Environmental Science

The Red Sea’s Crown-of-thorns Seastar is an Endemic Species

The Red Sea’s Crown-of-thorns Seastar is an Endemic Species

Crown-of-thorns starfish (COTS) are marine invertebrates that feed on coral. They occur naturally on reefs throughout the Indo-Pacific region, and when conditions are favorable, they can reach plague proportions and devastate hard coral communities. LMU researchers have identified coral-eating crown-of-thorns seastars in the Red Sea as a distinct species found only in this region.

Tropical coral reefs are among the world’s most endangered ecosystems. Aside from climate change, coral-eating crown-of-thorns seastars (Acanthaster spp.) are a major threat in parts of the Indo-Pacific region. These creatures, which can grow to be up to 40 cm long, primarily feed on the polyps of fast-growing stony corals. Mass outbreaks are not uncommon, in which seastars reproduce rapidly and thousands of individuals can destroy large areas of coral reef. Such mass outbreaks have become more common in recent decades, owing in part to overfishing, which has decimated the seastars’ natural enemies.

Crown-of-thorns Seastars are found throughout the Indo-Pacific region. The large venomous spines that protrude from their arms give them their name. Various species had previously been described based on regional morphological differences. However, their relationships remained a little hazy.

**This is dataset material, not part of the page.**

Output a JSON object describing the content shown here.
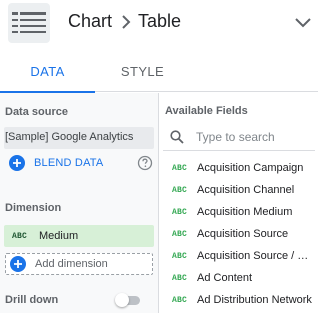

It was long assumed that Acanthaster planci, the first species described in the genus, was distributed from the Red Sea and the Indian Ocean across the entire Pacific.

Prof. Gert Wörheide

“It was long assumed that Acanthaster planci, the first species described in the genus, was distributed from the Red Sea and the Indian Ocean across the entire Pacific,” says Gert Wörheide, Professor of Paleontology and Geobiology at LMU. However, more than a decade ago, DNA barcoding data from a doctoral thesis supervised by Wörheide revealed that A. planci can be subdivided into four strongly diverging genetic lineages, which presumably represent different species.

A team led by Wörheide and Gerhard Haszprunar, Professor of Systematic Zoology at LMU, has now demonstrated with the aid of morphological investigations and genetic analyses that the crown-of-thorns seastar native to the Red Sea form a distinct species, which has been given the name Acanthaster benziei.

“This underlines once again the importance of the Red Sea as an ecosystem with unique fauna and numerous endemic species,” emphasizes Wörheide. The new species name honors John Benzie, Professor at University College Cork, who has done pioneering work with his groundbreaking genetic studies on crown-of-thorns seastars in the 1990s and his comprehensive collection.

Crown-of-thorns seastar from Red Sea is endemic species

Fewer arms, thinner spines

For the first time in decades, the scientists were able to describe a new species of crown-of-thorns seastar with A. benziei. “Although isolated specific features had already been observed in Red Sea crown-of-thorns seastars, such as a tendency to a more nocturnal lifestyle and possibly lower toxicity of the spines, we didn’t know that it was actually a distinct species,” Wörheide explains.

The study found clear distinctions between A. benziei and the other species in the “A. planci” species complex. This included morphological features such as fewer arms and thinner, differently shaped spines, in addition to distinctive mitochondrial DNA sequences.

“Now that we know it’s a distinct species, we can direct our attention to the biology, ecology, and toxicology of A. benziei and the other Acanthaster species,” says Wörheide. In the past, scientists had also observed a lower tendency for mass outbreaks in Red Sea crown-of-thorns seastars.

“Such outbreaks are known primarily from Acanthaster cf. solaris in the western Pacific and regularly cause major damage to the Great Barrier Reef, whereas the phenomenon appears to be less severe in the Red Sea — whether species-specific characteristics are a contributing factor could be the subject of future investigations,” Wörheide says.

Acanthaster cf. solaris from the western Pacific has provided the majority of the data on the biology and ecology of crown-of-thorns seastars to date. “We can conduct more detailed research into the dynamics of mass outbreaks, one of the many stressors that affect tropical reefs, by clearly distinguishing the various species of coral-eating crown-of-thorns seastars. Finally, this is a step toward better reef ecosystem management.”